Attempting to monitor the serial port can be a frustrating experience. Without buying expensive shrink wrapped software, there’s really nothing available. That was my motivation for creating an MFC program called COMMSPY. COMMSPY is a dialog based, serial port monitor for Windows. It is a Windows GUI built around the ever popular Visual C++ SDK sample “tty.c”, and built under Visual C++ 4.2+. It provides a user friendly interface, with full customization of the port and display settings only a few clicks away. COMMSPY will remember every one of the settings, including the position of the dialog, and restore them the next time you run it.
To use COMMSPY, you’ll need a “break-out” cable. Connect two of its ends between the two devices communicating, and the third end to either COMM1 or COMM2 of the PC on which COMMSPY is running. Then update the communication settings, setting the port to either COMM1 or COMM2, whichever you hooked the third end of the cable to. This is the COMMSPY main window:
Figure 1: COMMSPY main window
It is intentionally laid out to look like an oscilloscope. The window on the left is the serial port output, in the middle the serial port settings, on the right the display settings, and on the bottom the command buttons. To start monitoring the serial port, simply select “Start!”:
Figure 2: COMMSPY main window while monitoring
The serial port output window changes to full dialog mode, hiding unused controls. To stop monitoring, select “Stop!”.
I ran into some problems while developing COMMSPY. First, I had problems getting the thread to terminate. Since its sitting inside WaitForCommEvent(), the only way to communicate with the thread is through a comm event.

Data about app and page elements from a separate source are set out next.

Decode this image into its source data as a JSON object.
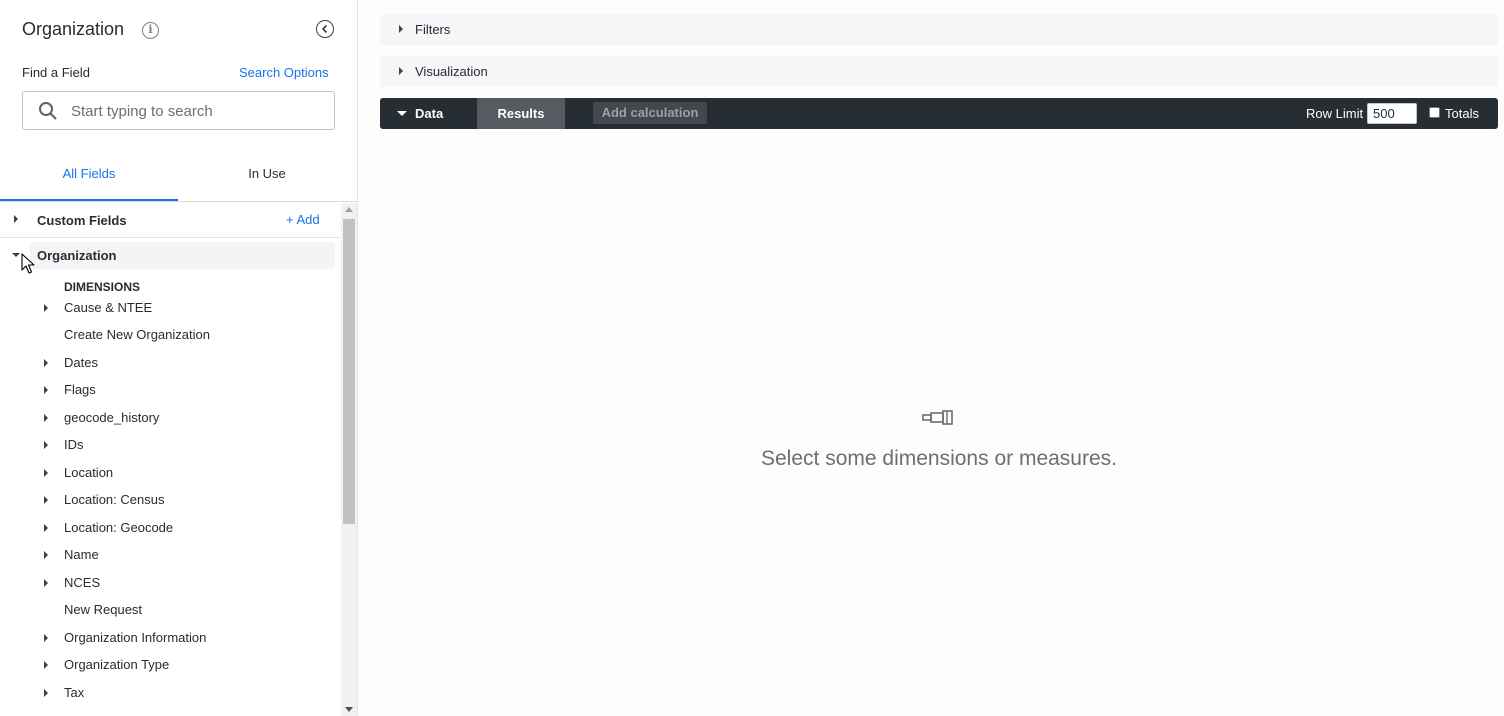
{
  "left_panel": {
    "title": "Organization",
    "find_label": "Find a Field",
    "search_options": "Search Options",
    "search_placeholder": "Start typing to search",
    "tabs": {
      "all_fields": "All Fields",
      "in_use": "In Use"
    },
    "custom_fields": {
      "label": "Custom Fields",
      "add": "+ Add"
    },
    "organization": {
      "label": "Organization"
    },
    "dimensions_header": "DIMENSIONS",
    "items": [
      {
        "label": "Cause & NTEE",
        "expandable": true
      },
      {
        "label": "Create New Organization",
        "expandable": false
      },
      {
        "label": "Dates",
        "expandable": true
      },
      {
        "label": "Flags",
        "expandable": true
      },
      {
        "label": "geocode_history",
        "expandable": true
      },
      {
        "label": "IDs",
        "expandable": true
      },
      {
        "label": "Location",
        "expandable": true
      },
      {
        "label": "Location: Census",
        "expandable": true
      },
      {
        "label": "Location: Geocode",
        "expandable": true
      },
      {
        "label": "Name",
        "expandable": true
      },
      {
        "label": "NCES",
        "expandable": true
      },
      {
        "label": "New Request",
        "expandable": false
      },
      {
        "label": "Organization Information",
        "expandable": true
      },
      {
        "label": "Organization Type",
        "expandable": true
      },
      {
        "label": "Tax",
        "expandable": true
      }
    ]
  },
  "main": {
    "filters_label": "Filters",
    "visualization_label": "Visualization",
    "data_bar": {
      "data_label": "Data",
      "results_label": "Results",
      "add_calculation": "Add calculation",
      "row_limit_label": "Row Limit",
      "row_limit_value": "500",
      "totals_label": "Totals"
    },
    "empty_message": "Select some dimensions or measures."
  },
  "colors": {
    "accent": "#1a73e8",
    "data_bar_bg": "#262d33",
    "results_tab_bg": "#555b61"
  }
}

It turns out that WaitForCommEvent() will instantly return if the comm mask is changed with
SetCommMask(). I was doing that, but it wasn’t working. Then I noticed that an OVERLAPPED structure must be passed to WaitForCommEvent() in order for that to work correctly. Second, the controls on the dialog were slow to repaint when monitoring started. This was because I was originally connecting to the COM port AND starting the thread, then rearranging controls. When the second threads starts, it and the main thread start competing for CPU cycles, which slows down the repaint of the controls. When I split the monitoring functionality (GCommMonitor) up (into Connect() and Monitor()), and rearranged the controls in-between calling those two functions, everything worked smoothly.
Below is a few diagrams which will demonstrate a few possible configurations of the “break-out” cable. The below samples assume you have one or more PCs, and some external device with which it is (the are) communicating:
Figure 3: PC#1 communicating to external device via COMM2, COMMSPY monitoring COMM1
Figure 4: PC#1 communicating to external device via COMM1, COMMSPY, on PC#2, is monitoring COMM1
These are the features I really wanted to add to this version, but never had the time:
- Resume scrolling – as new data is monitored, the output window is automatically scrolled. To stop scrolling, the user should be able to simply click anywhere in the output window. To resume scrolling, they would select the command button “Continue Scrolling”
- Trigger – when a user specified stream of data comes across the port, alert the user.
- Print – print all or a selection of the output window.
- Resizable dialog – make the dialog resizable, adjusting the controls as necessary.
Date Posted: February 19, 1999